Word for word, give the records again, dropping any picture they hold.

**TASK DATA**
────────────────
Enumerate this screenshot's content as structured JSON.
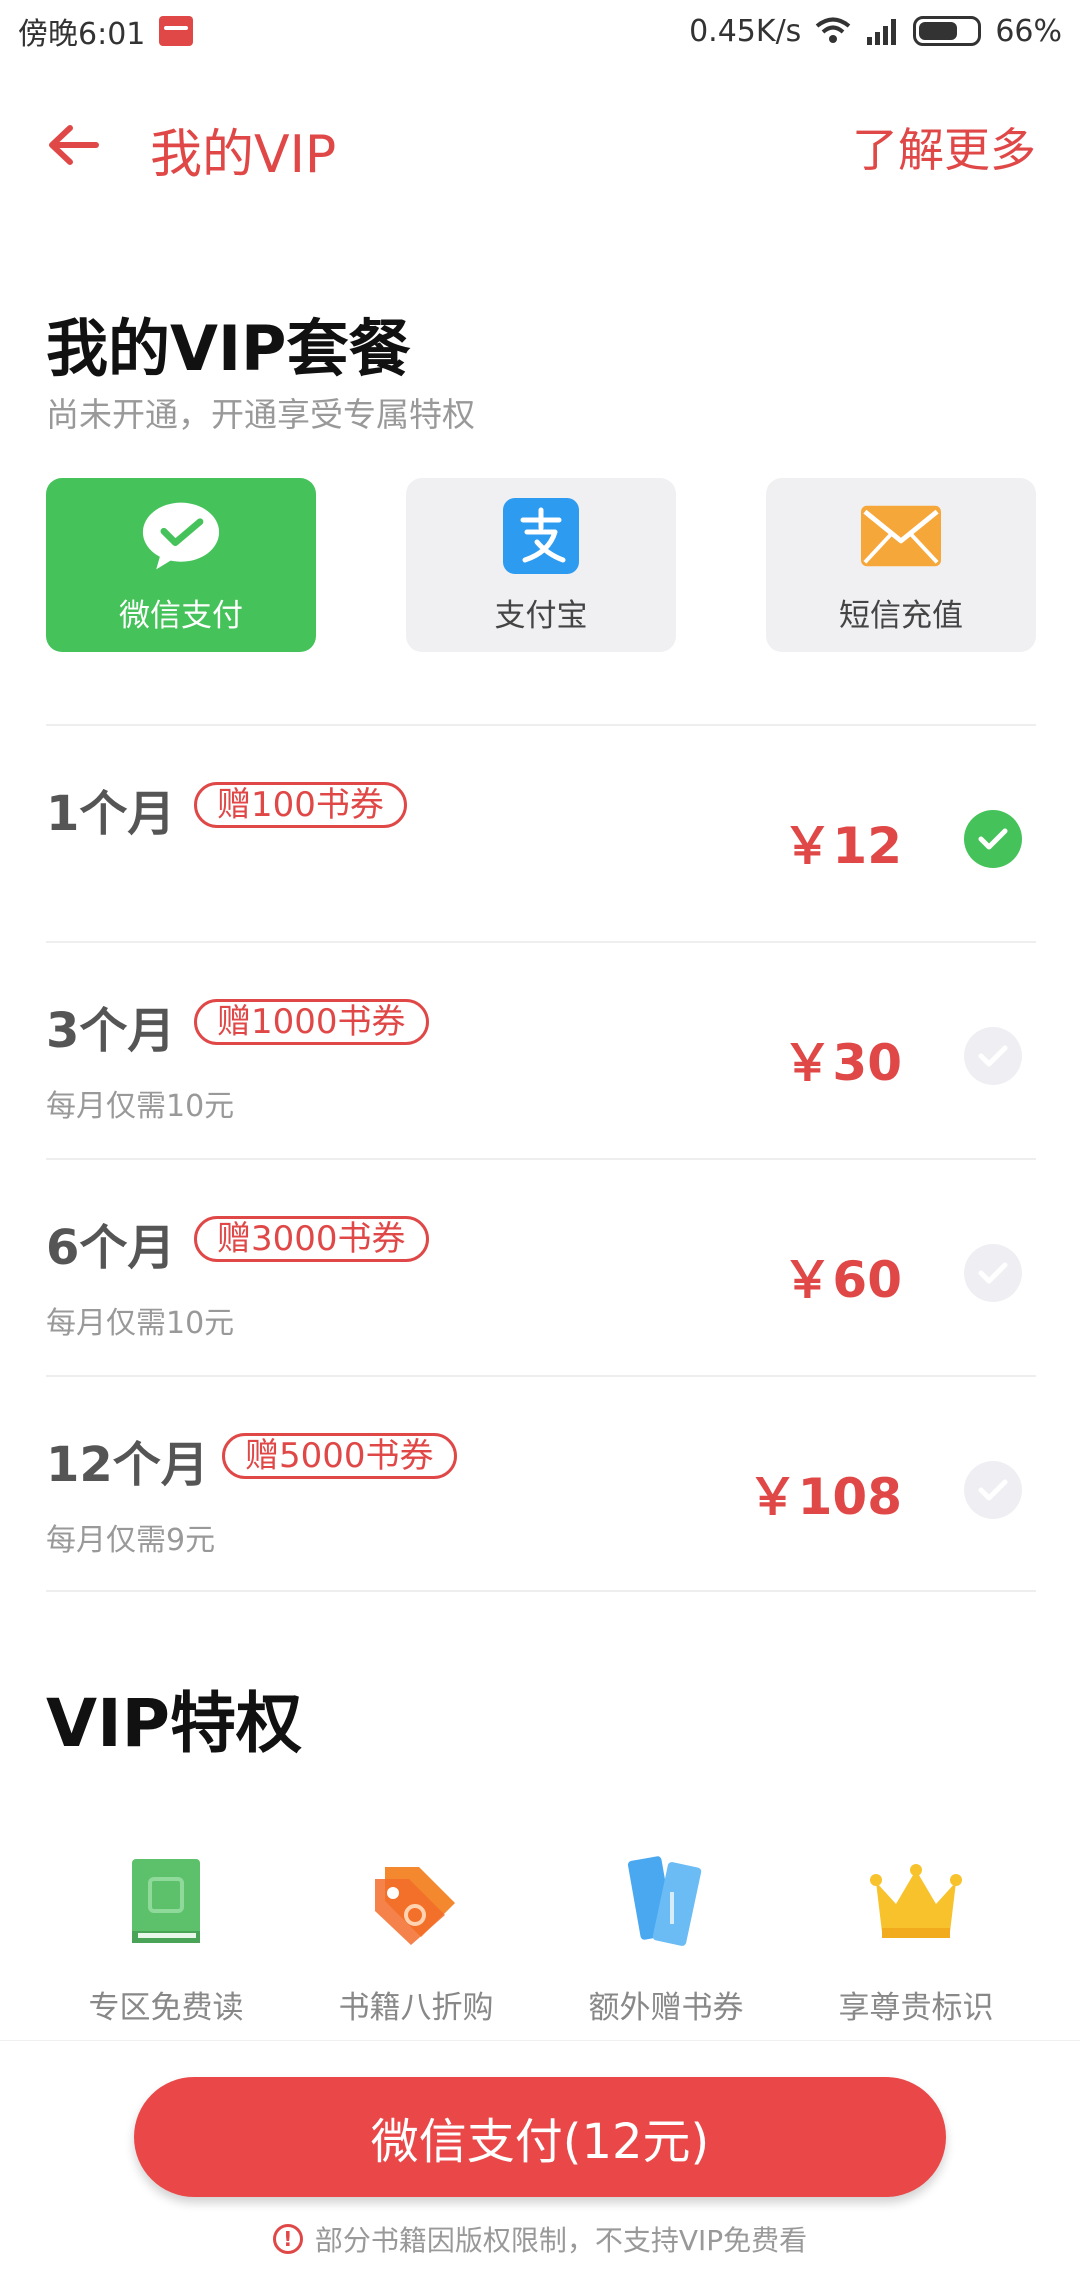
{
  "status_bar": {
    "time": "傍晚6:01",
    "network_speed": "0.45K/s",
    "battery": "66%"
  },
  "header": {
    "title": "我的VIP",
    "learn_more": "了解更多"
  },
  "vip_package": {
    "title": "我的VIP套餐",
    "subtitle": "尚未开通，开通享受专属特权"
  },
  "payment_methods": [
    {
      "label": "微信支付",
      "icon": "wechat-icon",
      "selected": true
    },
    {
      "label": "支付宝",
      "icon": "alipay-icon",
      "selected": false
    },
    {
      "label": "短信充值",
      "icon": "sms-envelope-icon",
      "selected": false
    }
  ],
  "plans": [
    {
      "name": "1个月",
      "gift": "赠100书券",
      "note": "",
      "price": "￥12",
      "selected": true
    },
    {
      "name": "3个月",
      "gift": "赠1000书券",
      "note": "每月仅需10元",
      "price": "￥30",
      "selected": false
    },
    {
      "name": "6个月",
      "gift": "赠3000书券",
      "note": "每月仅需10元",
      "price": "￥60",
      "selected": false
    },
    {
      "name": "12个月",
      "gift": "赠5000书券",
      "note": "每月仅需9元",
      "price": "￥108",
      "selected": false
    }
  ],
  "privileges": {
    "title": "VIP特权",
    "items": [
      {
        "label": "专区免费读",
        "icon": "free-book-icon"
      },
      {
        "label": "书籍八折购",
        "icon": "discount-tag-icon"
      },
      {
        "label": "额外赠书券",
        "icon": "coupon-ticket-icon"
      },
      {
        "label": "享尊贵标识",
        "icon": "crown-icon"
      }
    ]
  },
  "bottom": {
    "pay_button": "微信支付(12元)",
    "notice": "部分书籍因版权限制，不支持VIP免费看"
  },
  "colors": {
    "accent": "#e04848",
    "wechat_green": "#45c35a",
    "muted_bg": "#f0f0f3"
  }
}
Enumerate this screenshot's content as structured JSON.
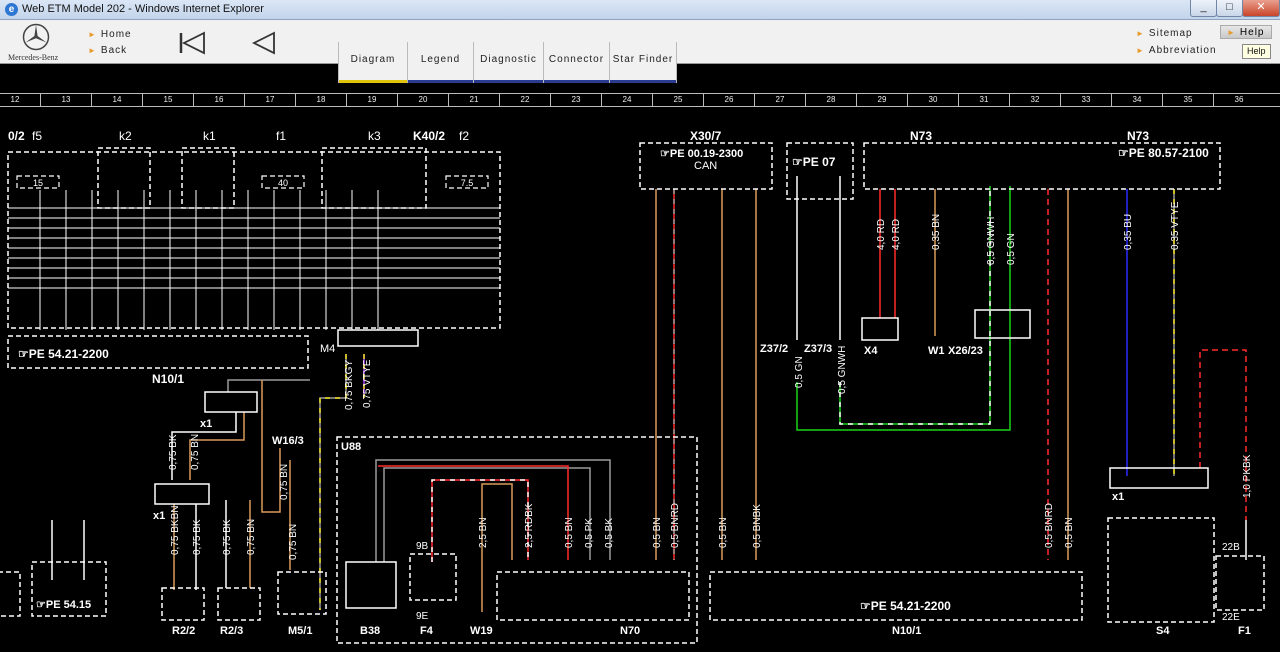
{
  "window": {
    "title": "Web ETM Model 202 - Windows Internet Explorer",
    "controls": [
      "_",
      "□",
      "✕"
    ]
  },
  "toolbar": {
    "brand": "Mercedes-Benz",
    "home_label": "Home",
    "back_label": "Back",
    "tabs": [
      {
        "label": "Diagram",
        "active": true
      },
      {
        "label": "Legend",
        "active": false
      },
      {
        "label": "Diagnostic",
        "active": false
      },
      {
        "label": "Connector",
        "active": false
      },
      {
        "label": "Star Finder",
        "active": false
      }
    ],
    "sitemap_label": "Sitemap",
    "abbreviation_label": "Abbreviation",
    "help_label": "Help",
    "help_tooltip": "Help"
  },
  "ruler": [
    "12",
    "13",
    "14",
    "15",
    "16",
    "17",
    "18",
    "19",
    "20",
    "21",
    "22",
    "23",
    "24",
    "25",
    "26",
    "27",
    "28",
    "29",
    "30",
    "31",
    "32",
    "33",
    "34",
    "35",
    "36"
  ],
  "diagram": {
    "components": {
      "k2": "k2",
      "k1": "k1",
      "f1": "f1",
      "k3": "k3",
      "k40_2": "K40/2",
      "f2": "f2",
      "f5": "f5",
      "left_frag": "0/2",
      "x30_7": "X30/7",
      "n73_a": "N73",
      "n73_b": "N73",
      "n10_1_top": "N10/1",
      "n10_1_bottom": "N10/1",
      "x1_a": "x1",
      "x1_b": "x1",
      "x1_c": "x1",
      "w16_3": "W16/3",
      "u88": "U88",
      "r2_2": "R2/2",
      "r2_3": "R2/3",
      "m5_1": "M5/1",
      "b38": "B38",
      "f4": "F4",
      "w19": "W19",
      "n70": "N70",
      "s4": "S4",
      "f1b": "F1",
      "z37_2": "Z37/2",
      "z37_3": "Z37/3",
      "x4": "X4",
      "w1": "W1",
      "x26_23": "X26/23",
      "m4": "M4",
      "can": "CAN",
      "pin_9b": "9B",
      "pin_9e": "9E",
      "pin_22b": "22B",
      "pin_22e": "22E"
    },
    "page_refs": {
      "pe_54_21_left": "PE 54.21-2200",
      "pe_54_21_right": "PE 54.21-2200",
      "pe_00_19": "PE 00.19-2300",
      "pe_07": "PE 07",
      "pe_80_57": "PE 80.57-2100",
      "pe_54_15": "PE 54.15"
    },
    "fuse_values": {
      "f5": "15",
      "f1": "40",
      "f2": "7.5"
    },
    "wire_labels": {
      "w_075_bkgy": "0,75 BKGY",
      "w_075_vtye": "0,75 VTYE",
      "w_075_bk_1": "0,75 BK",
      "w_075_bn_1": "0,75 BN",
      "w_075_bkbn": "0,75 BKBN",
      "w_075_bk_2": "0,75 BK",
      "w_075_bk_3": "0,75 BK",
      "w_075_bn_2": "0,75 BN",
      "w_075_bn_3": "0,75 BN",
      "w_075_bn_4": "0,75 BN",
      "w_25_bn": "2,5 BN",
      "w_25_rdbk": "2,5 RDBK",
      "w_05_bn_1": "0,5 BN",
      "w_05_pk": "0,5 PK",
      "w_05_bk": "0,5 BK",
      "w_05_bn_2": "0,5 BN",
      "w_05_bnrd_1": "0,5 BNRD",
      "w_05_bn_3": "0,5 BN",
      "w_05_bnbk": "0,5 BNBK",
      "w_05_gn_1": "0,5 GN",
      "w_05_gnwh_1": "0,5 GNWH",
      "w_40_rd_1": "4,0 RD",
      "w_40_rd_2": "4,0 RD",
      "w_035_bn": "0,35 BN",
      "w_05_gnwh_2": "0,5 GNWH",
      "w_05_gn_2": "0,5 GN",
      "w_05_bnrd_2": "0,5 BNRD",
      "w_05_bn_4": "0,5 BN",
      "w_035_bu": "0,35 BU",
      "w_035_vtye": "0,35 VTYE",
      "w_10_pkbk": "1,0 PKBK"
    },
    "colors": {
      "brown": "#d99a5b",
      "red": "#ff2a2a",
      "green": "#19d419",
      "blue": "#2a2aff",
      "yellow": "#f0e020",
      "violet": "#b040ff",
      "white": "#ffffff",
      "gray": "#9a9a9a"
    }
  }
}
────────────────
**TASK RESULT**
Enumerate this screenshot's content as structured JSON.
{
  "status_bar": {
    "time": "傍晚6:01",
    "network_speed": "0.45K/s",
    "battery": "66%"
  },
  "header": {
    "title": "我的VIP",
    "learn_more": "了解更多"
  },
  "vip_package": {
    "title": "我的VIP套餐",
    "subtitle": "尚未开通，开通享受专属特权"
  },
  "payment_methods": [
    {
      "label": "微信支付",
      "icon": "wechat-icon",
      "selected": true
    },
    {
      "label": "支付宝",
      "icon": "alipay-icon",
      "selected": false
    },
    {
      "label": "短信充值",
      "icon": "sms-envelope-icon",
      "selected": false
    }
  ],
  "plans": [
    {
      "name": "1个月",
      "gift": "赠100书券",
      "note": "",
      "price": "￥12",
      "selected": true
    },
    {
      "name": "3个月",
      "gift": "赠1000书券",
      "note": "每月仅需10元",
      "price": "￥30",
      "selected": false
    },
    {
      "name": "6个月",
      "gift": "赠3000书券",
      "note": "每月仅需10元",
      "price": "￥60",
      "selected": false
    },
    {
      "name": "12个月",
      "gift": "赠5000书券",
      "note": "每月仅需9元",
      "price": "￥108",
      "selected": false
    }
  ],
  "privileges": {
    "title": "VIP特权",
    "items": [
      {
        "label": "专区免费读",
        "icon": "free-book-icon"
      },
      {
        "label": "书籍八折购",
        "icon": "discount-tag-icon"
      },
      {
        "label": "额外赠书券",
        "icon": "coupon-ticket-icon"
      },
      {
        "label": "享尊贵标识",
        "icon": "crown-icon"
      }
    ]
  },
  "bottom": {
    "pay_button": "微信支付(12元)",
    "notice": "部分书籍因版权限制，不支持VIP免费看"
  },
  "colors": {
    "accent": "#e04848",
    "wechat_green": "#45c35a",
    "muted_bg": "#f0f0f3"
  }
}
Enumerate this screenshot's content as structured JSON.
{
  "window": {
    "title": "Web ETM Model 202 - Windows Internet Explorer",
    "controls": [
      "_",
      "□",
      "✕"
    ]
  },
  "toolbar": {
    "brand": "Mercedes-Benz",
    "home_label": "Home",
    "back_label": "Back",
    "tabs": [
      {
        "label": "Diagram",
        "active": true
      },
      {
        "label": "Legend",
        "active": false
      },
      {
        "label": "Diagnostic",
        "active": false
      },
      {
        "label": "Connector",
        "active": false
      },
      {
        "label": "Star Finder",
        "active": false
      }
    ],
    "sitemap_label": "Sitemap",
    "abbreviation_label": "Abbreviation",
    "help_label": "Help",
    "help_tooltip": "Help"
  },
  "ruler": [
    "12",
    "13",
    "14",
    "15",
    "16",
    "17",
    "18",
    "19",
    "20",
    "21",
    "22",
    "23",
    "24",
    "25",
    "26",
    "27",
    "28",
    "29",
    "30",
    "31",
    "32",
    "33",
    "34",
    "35",
    "36"
  ],
  "diagram": {
    "components": {
      "k2": "k2",
      "k1": "k1",
      "f1": "f1",
      "k3": "k3",
      "k40_2": "K40/2",
      "f2": "f2",
      "f5": "f5",
      "left_frag": "0/2",
      "x30_7": "X30/7",
      "n73_a": "N73",
      "n73_b": "N73",
      "n10_1_top": "N10/1",
      "n10_1_bottom": "N10/1",
      "x1_a": "x1",
      "x1_b": "x1",
      "x1_c": "x1",
      "w16_3": "W16/3",
      "u88": "U88",
      "r2_2": "R2/2",
      "r2_3": "R2/3",
      "m5_1": "M5/1",
      "b38": "B38",
      "f4": "F4",
      "w19": "W19",
      "n70": "N70",
      "s4": "S4",
      "f1b": "F1",
      "z37_2": "Z37/2",
      "z37_3": "Z37/3",
      "x4": "X4",
      "w1": "W1",
      "x26_23": "X26/23",
      "m4": "M4",
      "can": "CAN",
      "pin_9b": "9B",
      "pin_9e": "9E",
      "pin_22b": "22B",
      "pin_22e": "22E"
    },
    "page_refs": {
      "pe_54_21_left": "PE 54.21-2200",
      "pe_54_21_right": "PE 54.21-2200",
      "pe_00_19": "PE 00.19-2300",
      "pe_07": "PE 07",
      "pe_80_57": "PE 80.57-2100",
      "pe_54_15": "PE 54.15"
    },
    "fuse_values": {
      "f5": "15",
      "f1": "40",
      "f2": "7.5"
    },
    "wire_labels": {
      "w_075_bkgy": "0,75 BKGY",
      "w_075_vtye": "0,75 VTYE",
      "w_075_bk_1": "0,75 BK",
      "w_075_bn_1": "0,75 BN",
      "w_075_bkbn": "0,75 BKBN",
      "w_075_bk_2": "0,75 BK",
      "w_075_bk_3": "0,75 BK",
      "w_075_bn_2": "0,75 BN",
      "w_075_bn_3": "0,75 BN",
      "w_075_bn_4": "0,75 BN",
      "w_25_bn": "2,5 BN",
      "w_25_rdbk": "2,5 RDBK",
      "w_05_bn_1": "0,5 BN",
      "w_05_pk": "0,5 PK",
      "w_05_bk": "0,5 BK",
      "w_05_bn_2": "0,5 BN",
      "w_05_bnrd_1": "0,5 BNRD",
      "w_05_bn_3": "0,5 BN",
      "w_05_bnbk": "0,5 BNBK",
      "w_05_gn_1": "0,5 GN",
      "w_05_gnwh_1": "0,5 GNWH",
      "w_40_rd_1": "4,0 RD",
      "w_40_rd_2": "4,0 RD",
      "w_035_bn": "0,35 BN",
      "w_05_gnwh_2": "0,5 GNWH",
      "w_05_gn_2": "0,5 GN",
      "w_05_bnrd_2": "0,5 BNRD",
      "w_05_bn_4": "0,5 BN",
      "w_035_bu": "0,35 BU",
      "w_035_vtye": "0,35 VTYE",
      "w_10_pkbk": "1,0 PKBK"
    },
    "colors": {
      "brown": "#d99a5b",
      "red": "#ff2a2a",
      "green": "#19d419",
      "blue": "#2a2aff",
      "yellow": "#f0e020",
      "violet": "#b040ff",
      "white": "#ffffff",
      "gray": "#9a9a9a"
    }
  }
}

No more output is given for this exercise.